[Start of section]
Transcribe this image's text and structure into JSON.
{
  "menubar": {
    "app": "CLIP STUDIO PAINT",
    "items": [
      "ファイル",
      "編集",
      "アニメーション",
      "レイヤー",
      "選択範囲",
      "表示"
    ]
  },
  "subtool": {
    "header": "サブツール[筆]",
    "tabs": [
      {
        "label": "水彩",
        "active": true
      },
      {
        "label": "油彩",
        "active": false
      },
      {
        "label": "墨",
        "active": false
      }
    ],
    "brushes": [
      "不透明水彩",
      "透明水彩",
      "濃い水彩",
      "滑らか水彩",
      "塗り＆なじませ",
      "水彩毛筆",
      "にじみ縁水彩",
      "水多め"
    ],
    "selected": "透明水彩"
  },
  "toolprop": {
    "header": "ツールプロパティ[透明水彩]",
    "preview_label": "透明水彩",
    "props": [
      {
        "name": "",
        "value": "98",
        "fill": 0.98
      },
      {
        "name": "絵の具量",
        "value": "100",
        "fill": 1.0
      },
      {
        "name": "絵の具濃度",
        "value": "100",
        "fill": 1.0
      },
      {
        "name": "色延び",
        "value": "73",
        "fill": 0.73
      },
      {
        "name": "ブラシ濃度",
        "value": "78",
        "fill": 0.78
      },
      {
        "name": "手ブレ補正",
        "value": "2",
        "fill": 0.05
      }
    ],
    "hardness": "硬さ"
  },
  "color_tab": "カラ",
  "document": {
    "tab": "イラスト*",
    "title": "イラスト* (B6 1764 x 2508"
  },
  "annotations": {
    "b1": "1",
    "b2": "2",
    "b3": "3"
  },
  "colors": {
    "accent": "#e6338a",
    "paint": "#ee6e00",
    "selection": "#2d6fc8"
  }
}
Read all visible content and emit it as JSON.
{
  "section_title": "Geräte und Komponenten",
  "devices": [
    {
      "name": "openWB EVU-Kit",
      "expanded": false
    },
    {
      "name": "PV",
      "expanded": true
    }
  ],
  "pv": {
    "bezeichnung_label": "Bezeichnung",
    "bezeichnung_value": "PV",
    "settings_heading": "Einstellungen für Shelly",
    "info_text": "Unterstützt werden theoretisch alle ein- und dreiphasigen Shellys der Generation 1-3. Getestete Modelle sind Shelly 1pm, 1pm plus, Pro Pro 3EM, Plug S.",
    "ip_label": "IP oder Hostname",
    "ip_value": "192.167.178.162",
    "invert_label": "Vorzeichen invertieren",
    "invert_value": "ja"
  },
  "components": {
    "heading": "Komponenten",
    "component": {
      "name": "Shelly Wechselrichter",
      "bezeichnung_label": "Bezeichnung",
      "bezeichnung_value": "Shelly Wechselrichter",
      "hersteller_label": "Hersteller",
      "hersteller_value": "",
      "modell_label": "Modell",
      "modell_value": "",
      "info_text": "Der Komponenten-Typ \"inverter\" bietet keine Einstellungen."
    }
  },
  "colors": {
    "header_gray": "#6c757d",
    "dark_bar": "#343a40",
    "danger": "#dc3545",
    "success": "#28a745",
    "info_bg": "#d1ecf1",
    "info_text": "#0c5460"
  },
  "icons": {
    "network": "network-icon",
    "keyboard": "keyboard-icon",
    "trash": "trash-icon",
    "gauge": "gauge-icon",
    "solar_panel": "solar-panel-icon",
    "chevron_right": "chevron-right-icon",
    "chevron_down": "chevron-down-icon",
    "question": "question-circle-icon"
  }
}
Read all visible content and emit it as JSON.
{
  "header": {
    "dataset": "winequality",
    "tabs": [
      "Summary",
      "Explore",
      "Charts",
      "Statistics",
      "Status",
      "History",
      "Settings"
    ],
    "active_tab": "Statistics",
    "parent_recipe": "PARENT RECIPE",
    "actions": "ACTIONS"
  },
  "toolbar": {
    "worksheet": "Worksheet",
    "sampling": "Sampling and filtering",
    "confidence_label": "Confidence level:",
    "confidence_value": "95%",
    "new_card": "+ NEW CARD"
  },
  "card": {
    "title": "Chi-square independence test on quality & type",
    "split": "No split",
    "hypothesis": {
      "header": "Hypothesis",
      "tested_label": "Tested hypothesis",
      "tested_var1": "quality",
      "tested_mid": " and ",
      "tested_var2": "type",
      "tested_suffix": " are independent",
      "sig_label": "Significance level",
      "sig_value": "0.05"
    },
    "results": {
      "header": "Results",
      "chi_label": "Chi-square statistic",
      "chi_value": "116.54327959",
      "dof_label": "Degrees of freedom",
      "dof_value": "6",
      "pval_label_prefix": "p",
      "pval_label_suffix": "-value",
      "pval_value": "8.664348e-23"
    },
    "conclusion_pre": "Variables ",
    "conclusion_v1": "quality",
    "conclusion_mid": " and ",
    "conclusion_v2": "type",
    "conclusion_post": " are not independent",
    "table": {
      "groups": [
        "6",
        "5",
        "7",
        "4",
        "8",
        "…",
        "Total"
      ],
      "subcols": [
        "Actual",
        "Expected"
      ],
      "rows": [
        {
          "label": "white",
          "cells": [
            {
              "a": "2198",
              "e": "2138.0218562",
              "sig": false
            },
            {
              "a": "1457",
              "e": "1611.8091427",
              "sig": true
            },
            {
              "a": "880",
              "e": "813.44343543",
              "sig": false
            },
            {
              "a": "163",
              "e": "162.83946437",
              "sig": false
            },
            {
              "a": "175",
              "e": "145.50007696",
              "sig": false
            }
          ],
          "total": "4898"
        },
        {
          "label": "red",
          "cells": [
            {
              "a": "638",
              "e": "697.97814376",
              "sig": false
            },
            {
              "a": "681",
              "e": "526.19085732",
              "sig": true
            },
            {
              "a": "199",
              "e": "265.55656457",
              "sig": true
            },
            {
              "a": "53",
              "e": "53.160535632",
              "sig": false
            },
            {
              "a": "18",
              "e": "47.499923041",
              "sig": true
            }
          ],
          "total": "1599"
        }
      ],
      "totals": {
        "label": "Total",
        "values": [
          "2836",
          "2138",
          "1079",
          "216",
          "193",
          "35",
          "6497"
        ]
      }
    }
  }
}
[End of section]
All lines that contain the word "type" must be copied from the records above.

> [Solution to the problem]:
    "title": "Chi-square independence test on quality & type",
      "tested_var2": "type",
    "conclusion_v2": "type",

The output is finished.